_What you will do_
Exact retyping of the data: please keep every word and drop each picture.

_Extracted records_
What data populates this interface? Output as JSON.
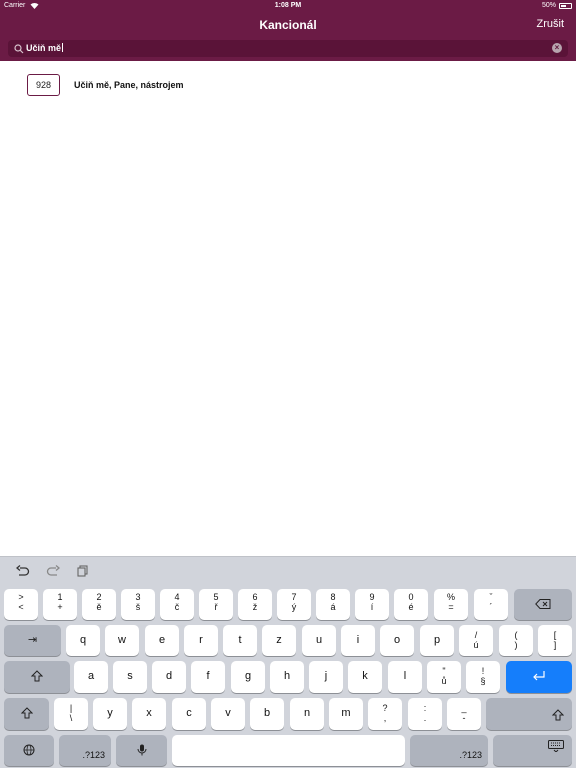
{
  "status_bar": {
    "carrier": "Carrier",
    "wifi_icon": "wifi-icon",
    "time": "1:08 PM",
    "battery": "50%"
  },
  "nav": {
    "title": "Kancionál",
    "cancel": "Zrušit"
  },
  "search": {
    "value": "Učiň mě",
    "icon": "search-icon",
    "clear_icon": "clear-icon"
  },
  "results": [
    {
      "number": "928",
      "title": "Učiň mě, Pane, nástrojem"
    }
  ],
  "keyboard": {
    "toolbar": {
      "undo_icon": "undo-icon",
      "redo_icon": "redo-icon",
      "paste_icon": "paste-icon"
    },
    "row1": [
      {
        "top": ">",
        "bottom": "<"
      },
      {
        "top": "1",
        "bottom": "+"
      },
      {
        "top": "2",
        "bottom": "ě"
      },
      {
        "top": "3",
        "bottom": "š"
      },
      {
        "top": "4",
        "bottom": "č"
      },
      {
        "top": "5",
        "bottom": "ř"
      },
      {
        "top": "6",
        "bottom": "ž"
      },
      {
        "top": "7",
        "bottom": "ý"
      },
      {
        "top": "8",
        "bottom": "á"
      },
      {
        "top": "9",
        "bottom": "í"
      },
      {
        "top": "0",
        "bottom": "é"
      },
      {
        "top": "%",
        "bottom": "="
      },
      {
        "top": "ˇ",
        "bottom": "´"
      }
    ],
    "row2": [
      {
        "label": "q"
      },
      {
        "label": "w"
      },
      {
        "label": "e"
      },
      {
        "label": "r"
      },
      {
        "label": "t"
      },
      {
        "label": "z"
      },
      {
        "label": "u"
      },
      {
        "label": "i"
      },
      {
        "label": "o"
      },
      {
        "label": "p"
      },
      {
        "top": "/",
        "bottom": "ú"
      },
      {
        "top": "(",
        "bottom": ")"
      },
      {
        "top": "[",
        "bottom": "]"
      }
    ],
    "row3": [
      {
        "label": "a"
      },
      {
        "label": "s"
      },
      {
        "label": "d"
      },
      {
        "label": "f"
      },
      {
        "label": "g"
      },
      {
        "label": "h"
      },
      {
        "label": "j"
      },
      {
        "label": "k"
      },
      {
        "label": "l"
      },
      {
        "top": "\"",
        "bottom": "ů"
      },
      {
        "top": "!",
        "bottom": "§"
      }
    ],
    "row4": [
      {
        "top": "|",
        "bottom": "\\"
      },
      {
        "label": "y"
      },
      {
        "label": "x"
      },
      {
        "label": "c"
      },
      {
        "label": "v"
      },
      {
        "label": "b"
      },
      {
        "label": "n"
      },
      {
        "label": "m"
      },
      {
        "top": "?",
        "bottom": ","
      },
      {
        "top": ":",
        "bottom": "."
      },
      {
        "top": "_",
        "bottom": "-"
      }
    ],
    "labels": {
      "numbers_left": ".?123",
      "numbers_right": ".?123"
    },
    "icons": {
      "delete": "delete-icon",
      "tab": "tab-icon",
      "caps": "caps-lock-icon",
      "enter": "return-icon",
      "shift": "shift-icon",
      "globe": "globe-icon",
      "mic": "microphone-icon",
      "dismiss": "keyboard-dismiss-icon"
    },
    "colors": {
      "enter_key": "#157efb",
      "keyboard_bg": "#d1d4db"
    }
  },
  "colors": {
    "header_bg": "#6b1b45",
    "accent": "#6b1b45"
  }
}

_Output_
What data populates this interface? Output as JSON.
{
  "status_bar": {
    "carrier": "Carrier",
    "wifi_icon": "wifi-icon",
    "time": "1:08 PM",
    "battery": "50%"
  },
  "nav": {
    "title": "Kancionál",
    "cancel": "Zrušit"
  },
  "search": {
    "value": "Učiň mě",
    "icon": "search-icon",
    "clear_icon": "clear-icon"
  },
  "results": [
    {
      "number": "928",
      "title": "Učiň mě, Pane, nástrojem"
    }
  ],
  "keyboard": {
    "toolbar": {
      "undo_icon": "undo-icon",
      "redo_icon": "redo-icon",
      "paste_icon": "paste-icon"
    },
    "row1": [
      {
        "top": ">",
        "bottom": "<"
      },
      {
        "top": "1",
        "bottom": "+"
      },
      {
        "top": "2",
        "bottom": "ě"
      },
      {
        "top": "3",
        "bottom": "š"
      },
      {
        "top": "4",
        "bottom": "č"
      },
      {
        "top": "5",
        "bottom": "ř"
      },
      {
        "top": "6",
        "bottom": "ž"
      },
      {
        "top": "7",
        "bottom": "ý"
      },
      {
        "top": "8",
        "bottom": "á"
      },
      {
        "top": "9",
        "bottom": "í"
      },
      {
        "top": "0",
        "bottom": "é"
      },
      {
        "top": "%",
        "bottom": "="
      },
      {
        "top": "ˇ",
        "bottom": "´"
      }
    ],
    "row2": [
      {
        "label": "q"
      },
      {
        "label": "w"
      },
      {
        "label": "e"
      },
      {
        "label": "r"
      },
      {
        "label": "t"
      },
      {
        "label": "z"
      },
      {
        "label": "u"
      },
      {
        "label": "i"
      },
      {
        "label": "o"
      },
      {
        "label": "p"
      },
      {
        "top": "/",
        "bottom": "ú"
      },
      {
        "top": "(",
        "bottom": ")"
      },
      {
        "top": "[",
        "bottom": "]"
      }
    ],
    "row3": [
      {
        "label": "a"
      },
      {
        "label": "s"
      },
      {
        "label": "d"
      },
      {
        "label": "f"
      },
      {
        "label": "g"
      },
      {
        "label": "h"
      },
      {
        "label": "j"
      },
      {
        "label": "k"
      },
      {
        "label": "l"
      },
      {
        "top": "\"",
        "bottom": "ů"
      },
      {
        "top": "!",
        "bottom": "§"
      }
    ],
    "row4": [
      {
        "top": "|",
        "bottom": "\\"
      },
      {
        "label": "y"
      },
      {
        "label": "x"
      },
      {
        "label": "c"
      },
      {
        "label": "v"
      },
      {
        "label": "b"
      },
      {
        "label": "n"
      },
      {
        "label": "m"
      },
      {
        "top": "?",
        "bottom": ","
      },
      {
        "top": ":",
        "bottom": "."
      },
      {
        "top": "_",
        "bottom": "-"
      }
    ],
    "labels": {
      "numbers_left": ".?123",
      "numbers_right": ".?123"
    },
    "icons": {
      "delete": "delete-icon",
      "tab": "tab-icon",
      "caps": "caps-lock-icon",
      "enter": "return-icon",
      "shift": "shift-icon",
      "globe": "globe-icon",
      "mic": "microphone-icon",
      "dismiss": "keyboard-dismiss-icon"
    },
    "colors": {
      "enter_key": "#157efb",
      "keyboard_bg": "#d1d4db"
    }
  },
  "colors": {
    "header_bg": "#6b1b45",
    "accent": "#6b1b45"
  }
}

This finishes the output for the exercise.